In director Marc Webb's attempt to reboot the story of the webbed hero, the audience is treated to a fun film exploring the the backstory of Peter Parker, part-time high school dweeb/part-time vigilante, who gets bitten by a radioactive spider and takes on its otherworldly capabilities. And, if you've ever seen a Spider-Man movie you know exactly what that entails--spewing sticky webs around The Big Apple and using them as Tarzan-like travel devices (and weapons), heightened sense of hearing, and remarkable fighting instincts.
In fact, The Amazing Spider-Man is exactly the same movie we've seen before, back when Tobey Maguire donned the red and blue unitard, except this time we have The Social Network's Andrew Garfield in the title role. Admittedly, Garfield's natural awkwardness and and accessibility really work for Parker, but the movie as a whole doesn't really add anything new to what we've already seen and know.
Even Emma Stone as Parker's love interest Gwen Stacy doesn't give the movie the boost it needs to set the bar higher than the original films (presuming that's what it's trying to do).While Stone brings the right amount of quirkiness to the role, her and Garfield's undeniable chemistry comes off a bit stale.

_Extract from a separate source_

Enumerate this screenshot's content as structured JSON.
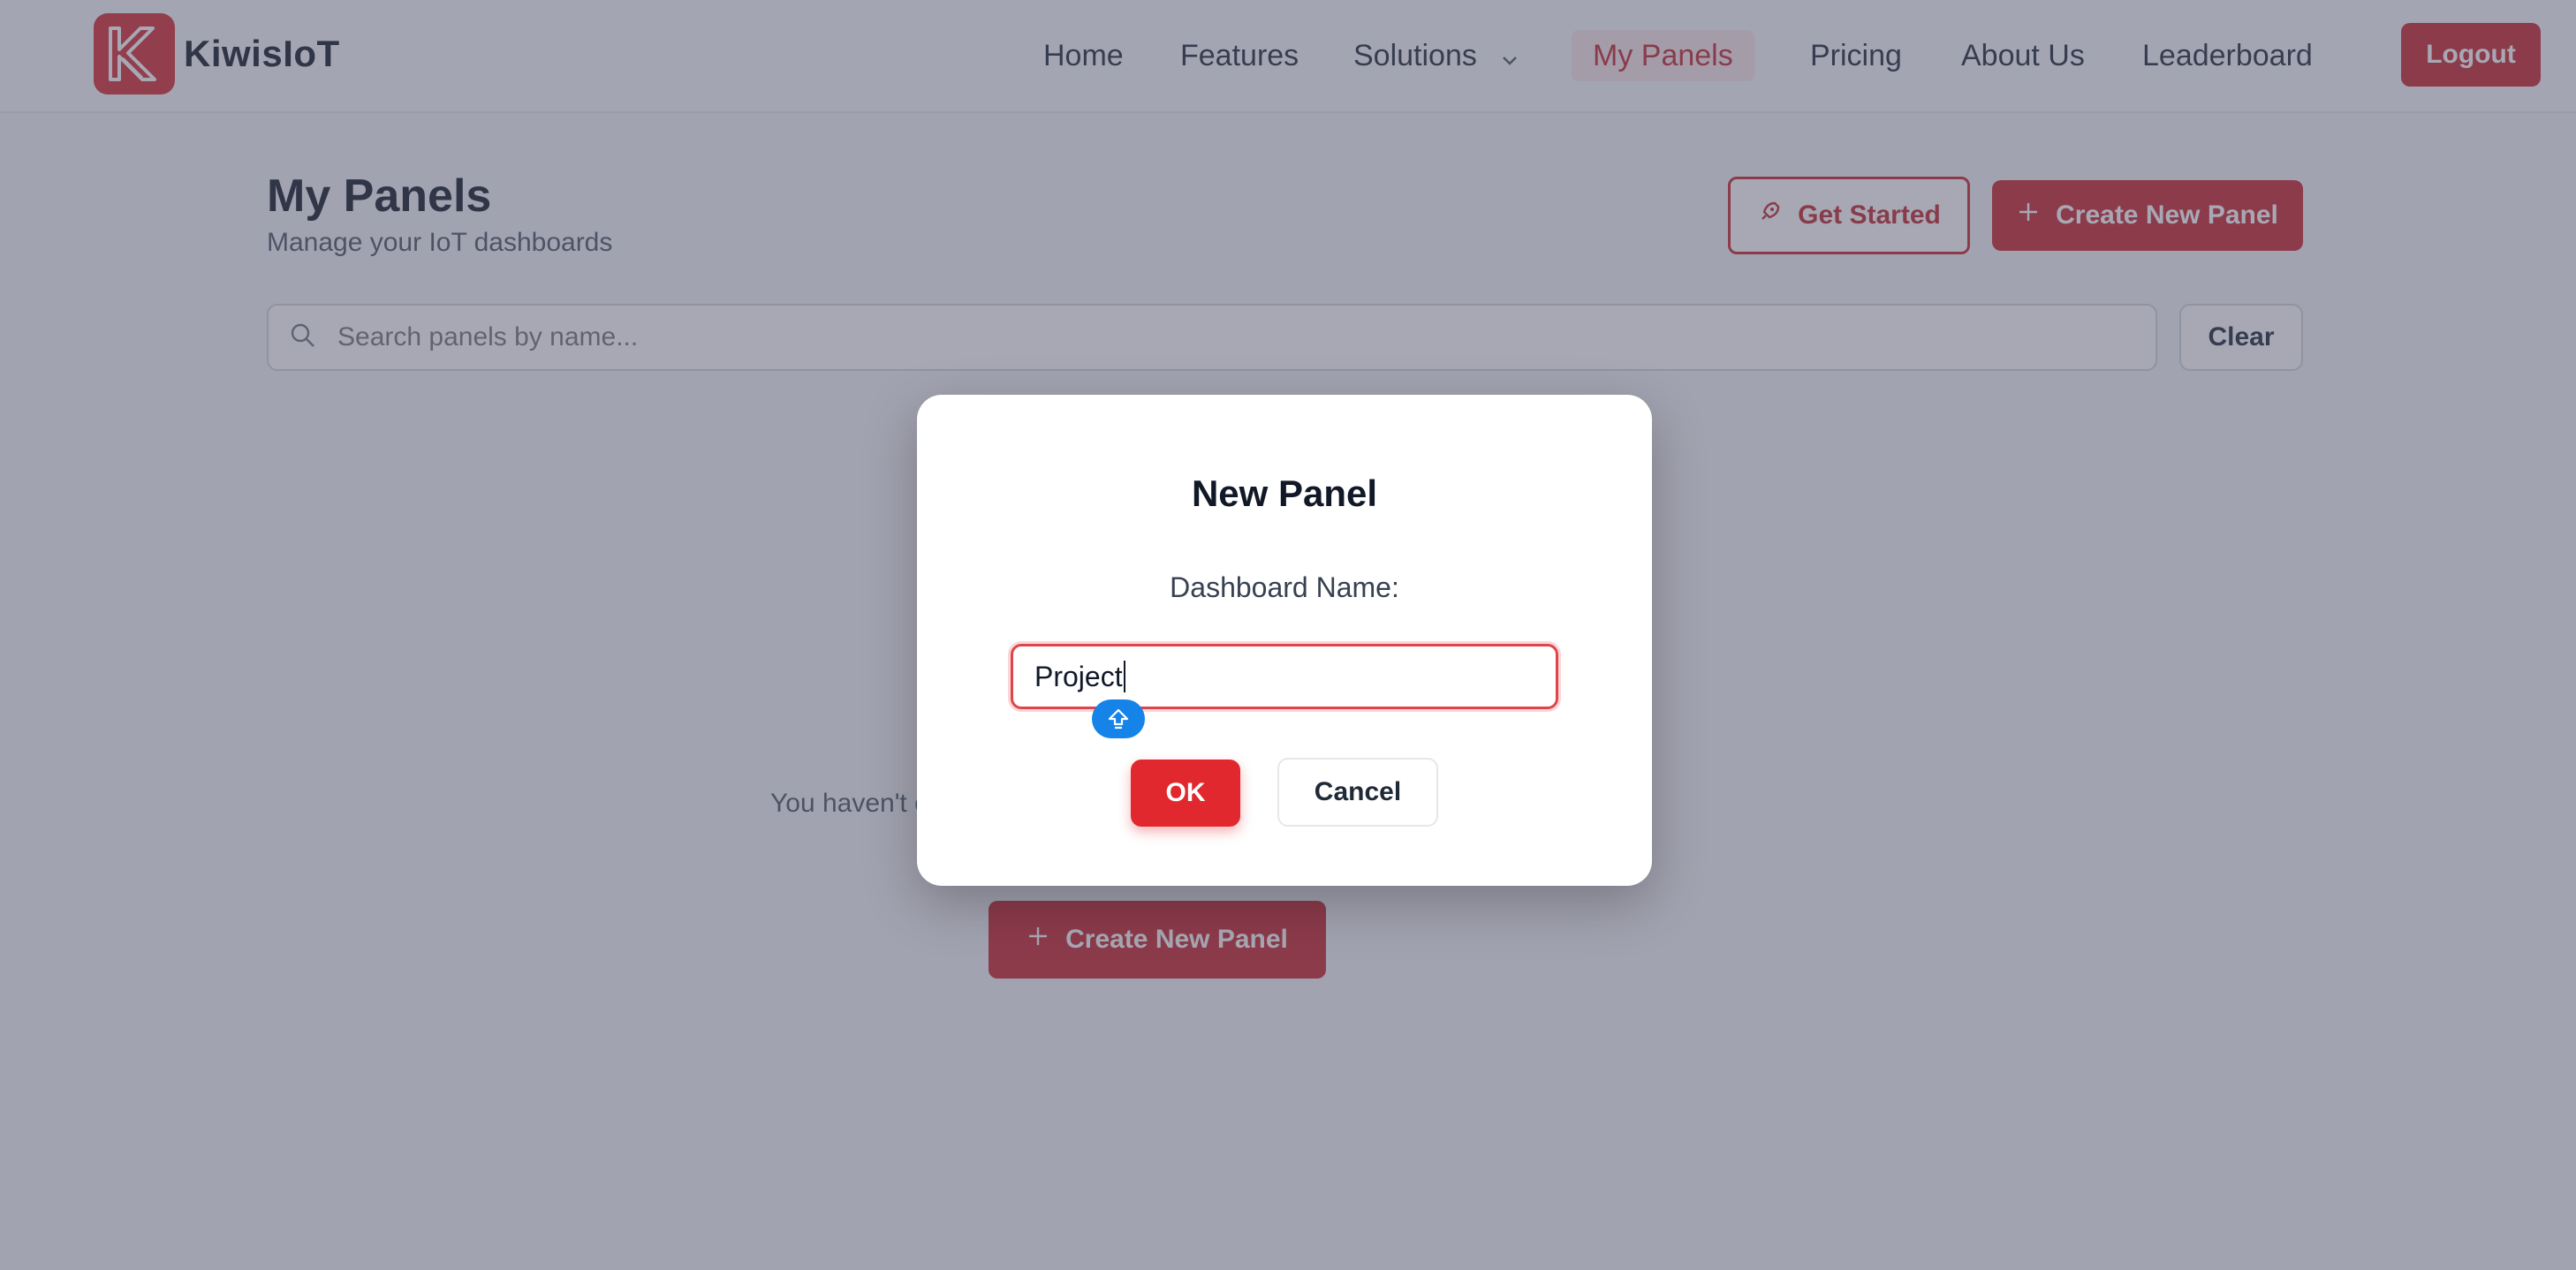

But where the screenplay lacks, the performances try to make up for it. That includes Sally Field as Parker's untimely widowed Aunt May and Martin Sheen as her husband and Parker's beloved Uncle Ben. In addition, Rhys Ifans as the duplicitous villain Dr. Curt Connors and Denis Leary as Gwen's dad help make the film more than what it ultimately is--a redo, but not a redesign of a cult franchise, which is what is needed.
Unfortunately the dmise of the movie lies with the diappoiting screenplay, written by James Vanderbilt (The Losers, Zodiac), Alvin Sargent (who wrote the last two Spider-Man movies, as well as Unfaithful), and Steven Kloves (most notably of the Harry Potter movies). The trio just didn't get it together to breathe new life into an old story.
But, again, after Nolan's Batman reboot enteresd the game, every other reimaginign paled into comparison. So it's possible we are judging The Amazing Spider-Man under marred pretenses, but why can't it even stand in line with the aforementioned franchise? It has the talent, the already endearing subject, but fails to deliver on the promise it had before. Alas, at this point, the audience deserves more than an entertainining, high-flying teenage love story. We deserve an epic adventure, a peek into the soul of a real hero.